Before breakfast, music,
then silence, over and over;
couldn’t make out
the interrupted song
or where it came from;
opening the patio door,
woman singing Tonight,
from the house behind me,
where my neighbor’s wife died
two days ago: music,
Occidental College, Los Angeles, CA
O Fortuna, began the Carmina Burana,
drums pounding like the blows of Fate,
you are against me. Went to the concert
with Vissers, slight, pale, sardonic; no one
called him Jim. Afterwards we kissed,
ended up laughing, just friends.
One rainy evening, sitting against
illuminated pillars, he said his mother
refinished a child’s rocking chair
for when he had children. He laughed
as though she’d been obtuse, said,
I’ll be dead before I’m twenty-five.
I’ve always known that. I didn’t know
what to say; what would I say even now?
The next fall, he was in the hospital
with a heart infection, said he was on drugs
all summer, never slept,
asked if I saw a black girl named Sharleen,
to tell her hello, said he was tired,

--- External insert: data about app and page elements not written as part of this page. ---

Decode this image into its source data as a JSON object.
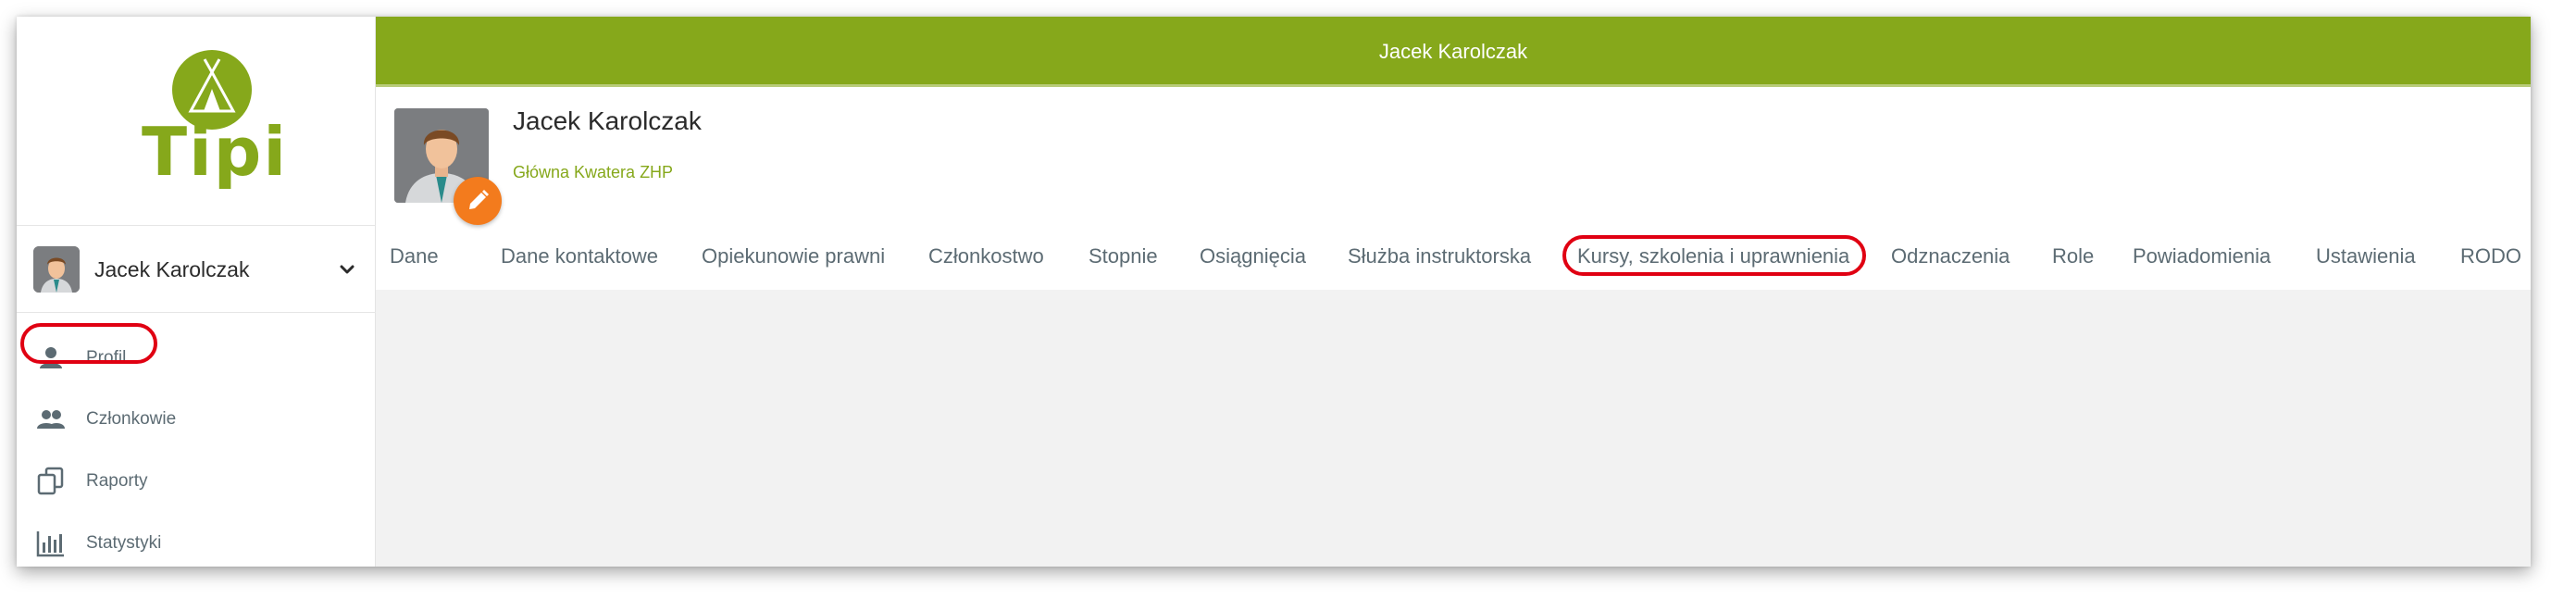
{
  "app": {
    "logo_text": "Tipi",
    "brand_color": "#86a81b",
    "accent_color": "#f37b1d",
    "highlight_color": "#e00012"
  },
  "sidebar": {
    "user": {
      "name": "Jacek Karolczak"
    },
    "items": [
      {
        "label": "Profil",
        "icon": "person-icon"
      },
      {
        "label": "Członkowie",
        "icon": "people-icon"
      },
      {
        "label": "Raporty",
        "icon": "documents-icon"
      },
      {
        "label": "Statystyki",
        "icon": "bar-chart-icon"
      }
    ]
  },
  "header": {
    "title": "Jacek Karolczak"
  },
  "profile": {
    "name": "Jacek Karolczak",
    "unit": "Główna Kwatera ZHP",
    "tabs": [
      {
        "label": "Dane"
      },
      {
        "label": "Dane kontaktowe"
      },
      {
        "label": "Opiekunowie prawni"
      },
      {
        "label": "Członkostwo"
      },
      {
        "label": "Stopnie"
      },
      {
        "label": "Osiągnięcia"
      },
      {
        "label": "Służba instruktorska"
      },
      {
        "label": "Kursy, szkolenia i uprawnienia"
      },
      {
        "label": "Odznaczenia"
      },
      {
        "label": "Role"
      },
      {
        "label": "Powiadomienia"
      },
      {
        "label": "Ustawienia"
      },
      {
        "label": "RODO"
      }
    ]
  }
}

needed to hang up. I called the next week,
but by then he was dead. O Fortuna….